C. Mauli Agrawal is not only known for his prominence as a biomedical engineer and a professor, but also as a “rock star” of sorts whose vision is radically changing his field. In the biomedical world, Agrawal’s work has not only resulted in several patents, but also usable products that are enhancing the lives of amputees. The David and Jennifer Spencer Distinguished Chair for the Dean of Engineering and Peter Flawn Professor in Biomedical Engineering at the University of Texas at San Antonio is an expert in cardiovascular and orthopedic implants and biomaterials. Agrawal was also recently recognized for his work and support of the Society for Biomaterials by being named the sole recipient of their 2013 Award for Service.
“It is truly an honor to receive this international recognition,” Agrawal stated in a press release according to IndiaWest. “I was fortunate to enter the field of biomaterials when some of the pioneers who changed the practice of medicine through revolutionary implants were still active. I have been privileged to learn from them and pass on the tradition to younger generations.

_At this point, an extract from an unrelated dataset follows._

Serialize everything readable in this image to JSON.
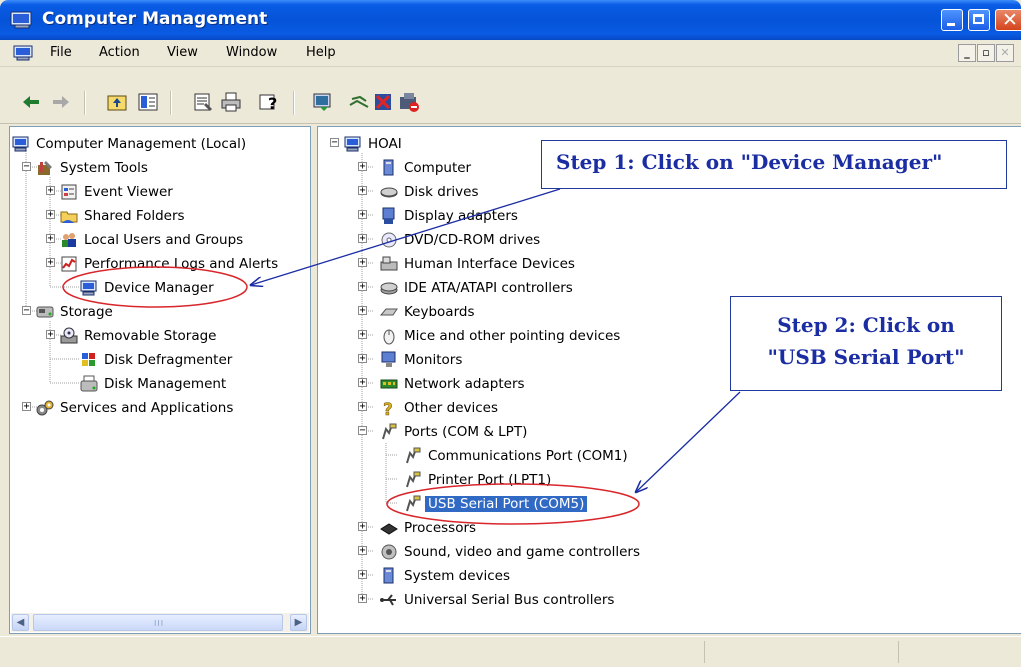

This has made my 25 years in the field very fulfilling.”
According to the IndiaWest article Agrawal’s “work will alter the course of treatment for those with tissue wounds and amputations.” As well, Agrawal, who was educated at the Indian Institute of Technology in Kanpur, Clemson University, and Duke University “established the UTSA Department of Biomedical Engineering as well as led the effort to establish the joint biomedical program between UTSA and the Health Science Center, the Texas Sustainable Energy Research Institute, the Center for Innovation and Technology Entrepreneurship and the Interactive Technology Experience Center.” He will be presented Society of Biomaterials’ 2013 Award for Service at the society’s annual meeting, being held this year from April 1o to the 13 in Boston.